Steven Mayhew


DEAR MERCURY—When the Mercury endorses Earl, you promote the criminal Bush [The Election Issue, May 1]. Earl Blumenauer says impeachment is not on the table because there is other more important business. When you endorse the sleeping security guard, you promote the criminal.

Joe Rowe
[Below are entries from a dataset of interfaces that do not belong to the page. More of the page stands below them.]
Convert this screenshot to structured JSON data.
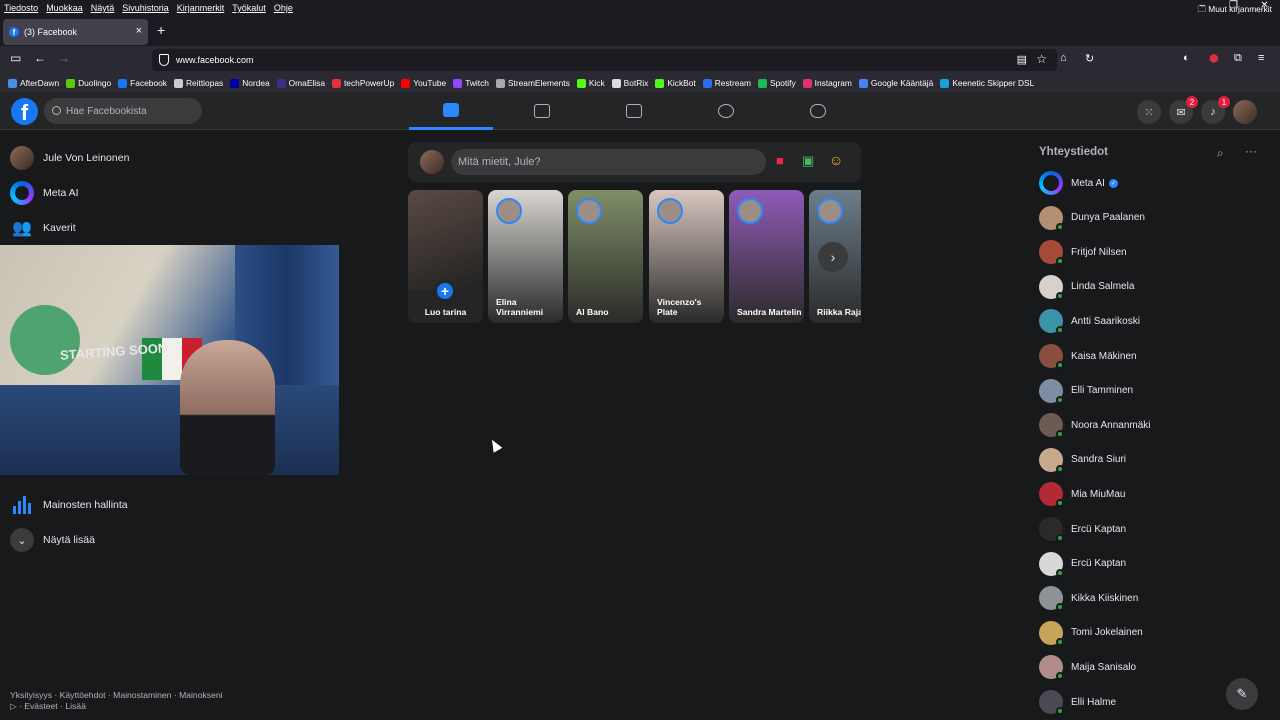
{
  "menubar": [
    "Tiedosto",
    "Muokkaa",
    "Näytä",
    "Sivuhistoria",
    "Kirjanmerkit",
    "Työkalut",
    "Ohje"
  ],
  "window_controls": [
    "–",
    "❐",
    "✕"
  ],
  "tab": {
    "title": "(3) Facebook",
    "close": "×",
    "new": "+"
  },
  "url": "www.facebook.com",
  "bookmarks": [
    {
      "label": "AfterDawn",
      "color": "#4a90e2"
    },
    {
      "label": "Duolingo",
      "color": "#58cc02"
    },
    {
      "label": "Facebook",
      "color": "#1877f2"
    },
    {
      "label": "Reittiopas",
      "color": "#cccccc"
    },
    {
      "label": "Nordea",
      "color": "#0000a0"
    },
    {
      "label": "OmaElisa",
      "color": "#3a2f8a"
    },
    {
      "label": "techPowerUp",
      "color": "#e0303c"
    },
    {
      "label": "YouTube",
      "color": "#ff0000"
    },
    {
      "label": "Twitch",
      "color": "#9146ff"
    },
    {
      "label": "StreamElements",
      "color": "#aaaaaa"
    },
    {
      "label": "Kick",
      "color": "#53fc18"
    },
    {
      "label": "BotRix",
      "color": "#dddddd"
    },
    {
      "label": "KickBot",
      "color": "#53fc18"
    },
    {
      "label": "Restream",
      "color": "#2b6de8"
    },
    {
      "label": "Spotify",
      "color": "#1db954"
    },
    {
      "label": "Instagram",
      "color": "#e1306c"
    },
    {
      "label": "Google Kääntäjä",
      "color": "#4285f4"
    },
    {
      "label": "Keenetic Skipper DSL",
      "color": "#1aa0db"
    }
  ],
  "bookmarks_other": "Muut kirjanmerkit",
  "fb": {
    "logo": "f",
    "search_placeholder": "Hae Facebookista",
    "messenger_badge": "2",
    "notifications_badge": "1"
  },
  "sidebar": {
    "items": [
      {
        "label": "Jule Von Leinonen"
      },
      {
        "label": "Meta AI"
      },
      {
        "label": "Kaverit"
      }
    ],
    "ads": "Mainosten hallinta",
    "more": "Näytä lisää",
    "footer_line1": "Yksityisyys · Käyttöehdot · Mainostaminen · Mainokseni",
    "footer_line2": "▷ · Evästeet · Lisää"
  },
  "webcam_overlay_text": "STARTING SOON",
  "composer": {
    "placeholder": "Mitä mietit, Jule?"
  },
  "stories": {
    "create_label": "Luo tarina",
    "items": [
      {
        "name": "Elina Virranniemi",
        "bg": "#d9d6d2"
      },
      {
        "name": "Al Bano",
        "bg": "#7f8f66"
      },
      {
        "name": "Vincenzo's Plate",
        "bg": "#d8c7bf"
      },
      {
        "name": "Sandra Martelin",
        "bg": "#8f5bb8"
      },
      {
        "name": "Riikka Rajavuori",
        "bg": "#6c7d8a"
      }
    ]
  },
  "contacts": {
    "title": "Yhteystiedot",
    "items": [
      {
        "name": "Meta AI",
        "verified": true
      },
      {
        "name": "Dunya Paalanen",
        "color": "#b58f72"
      },
      {
        "name": "Fritjof Nilsen",
        "color": "#a84a3a"
      },
      {
        "name": "Linda Salmela",
        "color": "#d9d1c9"
      },
      {
        "name": "Antti Saarikoski",
        "color": "#3a93a8"
      },
      {
        "name": "Kaisa Mäkinen",
        "color": "#8a4e3f"
      },
      {
        "name": "Elli Tamminen",
        "color": "#7d8ea3"
      },
      {
        "name": "Noora Annanmäki",
        "color": "#6e5a55"
      },
      {
        "name": "Sandra Siuri",
        "color": "#c9a98e"
      },
      {
        "name": "Mia MiuMau",
        "color": "#b22a33"
      },
      {
        "name": "Ercü Kaptan",
        "color": "#2a2a2a"
      },
      {
        "name": "Ercü Kaptan",
        "color": "#d8d8d8"
      },
      {
        "name": "Kikka Kiiskinen",
        "color": "#8c9296"
      },
      {
        "name": "Tomi Jokelainen",
        "color": "#c8a35a"
      },
      {
        "name": "Maija Sanisalo",
        "color": "#b08c8c"
      },
      {
        "name": "Elli Halme",
        "color": "#4a4a55"
      }
    ]
  }
}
DEAR MERCURY—I read the "Fact Check" article today and was a bit taken aback [Feature, May 8]. [Amy J. Ruiz's] comment, "Unfortunately, Garren's campaign material is short on tangible things he'd do if elected" was significantly inaccurate. The following "tangible things I'd do if elected" are: (1) Encourage the creation of cooperative housing, both for existing rental housing and the creation of new affordable housing. (2) Solar panels on every roof, and conversion to electric busses. (3) A whole article on biking safety issues and some solutions. (4) A whole article on racial profiling and some solutions for that issue as well. (5) Restructuring of business taxes to encourage small businesses. (6) Returning viable technical education to our schools so that young people can learn living-wage skills in high school. (7) Increasing the city's disaster preparedness for a major seismic event. (8) Encouraging more SRO housing in the city so that single people can have a place to live for less than $500 a month. (9) Preparing the city for the increasing shortages of petroleum. (10) And yes, rent stabilization. I know the Mercury has a bias for another candidate in this race, and that bias has been very transparent. The assertion that my campaign materials are "short on tangible things" is just not true, and I consider the article not much short of a "hit piece."

Ed Garren, Candidate for Portland City Council, Seat #2

AMY J. RUIZ RESPONDS—With all due respect, Ed, the story was about the campaign material itself—the pieces (or in your case email) that voters pay attention to for mere seconds. I did not go to any other candidates' websites (though most, if not all, listed the URL on their mailer), and I did not go to yours—I relied on the email text itself, which listed only rent stabilization as a tangible idea. Do you have more? Yes, obviously you do—but in critiquing the single campaign piece, they didn't come across. And frankly, you have near infinite space in an emailer—why not list more of those 10 ideas on it?


DEAR, DEAR, SWEET MERCURY—Just wondering, in regard to the last issue's review of the new Harold & Kumar flick ["Harold & Kumar Vociferously Make Known Their Concerns about America's Current National and International Policies," Film, April 24] what exactly a "blumpkin" is, and why people think they are funny. I haven't seen the movie yet, but what if when I do I miss out on the blumpkin jokes... or even worse, what if when they occur everyone in the theater turns around and LOOKS AT ME? Sirs and madams, that is a possibility that just may keep me in for the night. I think that perhaps instead, I will spend my movie-going money on some Tales from the Crypt pinball.

Matthew Bird

WELL MATTHEW, while there ain't nothing wrong with some pinball, we still think you should see the new Harold & Kumar, even though we just... we just couldn't describe for you the blumpkin on these pages. It would soil our reputation. (But we dare you to try one.) In the meantime, you win two tickets to the Laurelhurst Theater and lunch at No Fish! Go Fish! where there are No. Blumpkins. What. So-ever.